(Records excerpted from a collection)

════════════════

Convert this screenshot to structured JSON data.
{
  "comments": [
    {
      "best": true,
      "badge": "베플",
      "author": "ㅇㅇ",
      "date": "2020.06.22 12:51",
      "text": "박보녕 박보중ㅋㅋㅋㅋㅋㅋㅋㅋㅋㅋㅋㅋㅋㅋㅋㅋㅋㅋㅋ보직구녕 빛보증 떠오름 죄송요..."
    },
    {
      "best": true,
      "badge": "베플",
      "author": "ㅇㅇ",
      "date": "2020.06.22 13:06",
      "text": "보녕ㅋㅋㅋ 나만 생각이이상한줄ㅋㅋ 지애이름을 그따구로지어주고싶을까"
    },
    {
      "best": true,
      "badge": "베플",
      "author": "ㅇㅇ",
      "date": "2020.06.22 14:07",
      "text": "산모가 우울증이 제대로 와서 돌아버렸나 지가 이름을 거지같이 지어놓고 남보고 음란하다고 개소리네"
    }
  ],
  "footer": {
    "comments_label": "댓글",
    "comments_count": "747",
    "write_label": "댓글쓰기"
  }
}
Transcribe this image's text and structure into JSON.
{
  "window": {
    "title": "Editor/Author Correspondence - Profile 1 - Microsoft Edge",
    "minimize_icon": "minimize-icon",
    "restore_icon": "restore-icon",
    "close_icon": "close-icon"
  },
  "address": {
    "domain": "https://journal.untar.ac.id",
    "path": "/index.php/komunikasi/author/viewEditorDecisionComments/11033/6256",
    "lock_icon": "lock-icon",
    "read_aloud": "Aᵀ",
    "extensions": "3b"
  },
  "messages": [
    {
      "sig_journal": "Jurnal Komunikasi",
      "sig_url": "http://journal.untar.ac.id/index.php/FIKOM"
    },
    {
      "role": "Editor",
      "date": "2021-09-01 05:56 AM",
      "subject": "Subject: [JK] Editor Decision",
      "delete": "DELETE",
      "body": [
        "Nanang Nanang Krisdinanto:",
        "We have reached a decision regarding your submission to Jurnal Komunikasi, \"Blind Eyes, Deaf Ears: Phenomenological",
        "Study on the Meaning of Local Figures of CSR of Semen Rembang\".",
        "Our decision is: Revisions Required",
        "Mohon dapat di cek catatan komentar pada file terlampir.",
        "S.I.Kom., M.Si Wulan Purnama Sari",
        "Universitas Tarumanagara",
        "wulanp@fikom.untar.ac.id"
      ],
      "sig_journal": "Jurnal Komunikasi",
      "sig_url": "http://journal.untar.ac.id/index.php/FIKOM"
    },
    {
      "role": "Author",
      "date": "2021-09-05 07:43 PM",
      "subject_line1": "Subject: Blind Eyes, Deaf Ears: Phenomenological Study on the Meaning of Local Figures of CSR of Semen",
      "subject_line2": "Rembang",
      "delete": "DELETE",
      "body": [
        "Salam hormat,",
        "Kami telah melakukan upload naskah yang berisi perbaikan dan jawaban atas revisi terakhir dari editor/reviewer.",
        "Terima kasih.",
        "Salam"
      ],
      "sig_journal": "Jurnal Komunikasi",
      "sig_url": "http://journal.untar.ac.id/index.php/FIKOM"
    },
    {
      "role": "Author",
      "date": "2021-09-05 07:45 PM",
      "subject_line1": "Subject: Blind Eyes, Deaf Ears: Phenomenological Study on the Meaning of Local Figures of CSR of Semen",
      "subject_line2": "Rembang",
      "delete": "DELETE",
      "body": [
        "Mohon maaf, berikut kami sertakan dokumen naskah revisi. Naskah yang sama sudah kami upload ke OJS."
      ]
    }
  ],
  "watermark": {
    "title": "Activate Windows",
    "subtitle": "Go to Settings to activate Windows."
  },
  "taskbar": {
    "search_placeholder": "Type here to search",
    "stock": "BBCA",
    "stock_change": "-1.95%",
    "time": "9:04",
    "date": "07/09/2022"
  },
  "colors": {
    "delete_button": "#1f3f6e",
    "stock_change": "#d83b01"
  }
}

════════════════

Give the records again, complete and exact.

Convert this screenshot to structured JSON data.
{
  "comments": [
    {
      "best": true,
      "badge": "베플",
      "author": "ㅇㅇ",
      "date": "2020.06.22 12:51",
      "text": "박보녕 박보중ㅋㅋㅋㅋㅋㅋㅋㅋㅋㅋㅋㅋㅋㅋㅋㅋㅋㅋㅋ보직구녕 빛보증 떠오름 죄송요..."
    },
    {
      "best": true,
      "badge": "베플",
      "author": "ㅇㅇ",
      "date": "2020.06.22 13:06",
      "text": "보녕ㅋㅋㅋ 나만 생각이이상한줄ㅋㅋ 지애이름을 그따구로지어주고싶을까"
    },
    {
      "best": true,
      "badge": "베플",
      "author": "ㅇㅇ",
      "date": "2020.06.22 14:07",
      "text": "산모가 우울증이 제대로 와서 돌아버렸나 지가 이름을 거지같이 지어놓고 남보고 음란하다고 개소리네"
    }
  ],
  "footer": {
    "comments_label": "댓글",
    "comments_count": "747",
    "write_label": "댓글쓰기"
  }
}
Transcribe this image's text and structure into JSON.
{
  "window": {
    "title": "Editor/Author Correspondence - Profile 1 - Microsoft Edge",
    "minimize_icon": "minimize-icon",
    "restore_icon": "restore-icon",
    "close_icon": "close-icon"
  },
  "address": {
    "domain": "https://journal.untar.ac.id",
    "path": "/index.php/komunikasi/author/viewEditorDecisionComments/11033/6256",
    "lock_icon": "lock-icon",
    "read_aloud": "Aᵀ",
    "extensions": "3b"
  },
  "messages": [
    {
      "sig_journal": "Jurnal Komunikasi",
      "sig_url": "http://journal.untar.ac.id/index.php/FIKOM"
    },
    {
      "role": "Editor",
      "date": "2021-09-01 05:56 AM",
      "subject": "Subject: [JK] Editor Decision",
      "delete": "DELETE",
      "body": [
        "Nanang Nanang Krisdinanto:",
        "We have reached a decision regarding your submission to Jurnal Komunikasi, \"Blind Eyes, Deaf Ears: Phenomenological",
        "Study on the Meaning of Local Figures of CSR of Semen Rembang\".",
        "Our decision is: Revisions Required",
        "Mohon dapat di cek catatan komentar pada file terlampir.",
        "S.I.Kom., M.Si Wulan Purnama Sari",
        "Universitas Tarumanagara",
        "wulanp@fikom.untar.ac.id"
      ],
      "sig_journal": "Jurnal Komunikasi",
      "sig_url": "http://journal.untar.ac.id/index.php/FIKOM"
    },
    {
      "role": "Author",
      "date": "2021-09-05 07:43 PM",
      "subject_line1": "Subject: Blind Eyes, Deaf Ears: Phenomenological Study on the Meaning of Local Figures of CSR of Semen",
      "subject_line2": "Rembang",
      "delete": "DELETE",
      "body": [
        "Salam hormat,",
        "Kami telah melakukan upload naskah yang berisi perbaikan dan jawaban atas revisi terakhir dari editor/reviewer.",
        "Terima kasih.",
        "Salam"
      ],
      "sig_journal": "Jurnal Komunikasi",
      "sig_url": "http://journal.untar.ac.id/index.php/FIKOM"
    },
    {
      "role": "Author",
      "date": "2021-09-05 07:45 PM",
      "subject_line1": "Subject: Blind Eyes, Deaf Ears: Phenomenological Study on the Meaning of Local Figures of CSR of Semen",
      "subject_line2": "Rembang",
      "delete": "DELETE",
      "body": [
        "Mohon maaf, berikut kami sertakan dokumen naskah revisi. Naskah yang sama sudah kami upload ke OJS."
      ]
    }
  ],
  "watermark": {
    "title": "Activate Windows",
    "subtitle": "Go to Settings to activate Windows."
  },
  "taskbar": {
    "search_placeholder": "Type here to search",
    "stock": "BBCA",
    "stock_change": "-1.95%",
    "time": "9:04",
    "date": "07/09/2022"
  },
  "colors": {
    "delete_button": "#1f3f6e",
    "stock_change": "#d83b01"
  }
}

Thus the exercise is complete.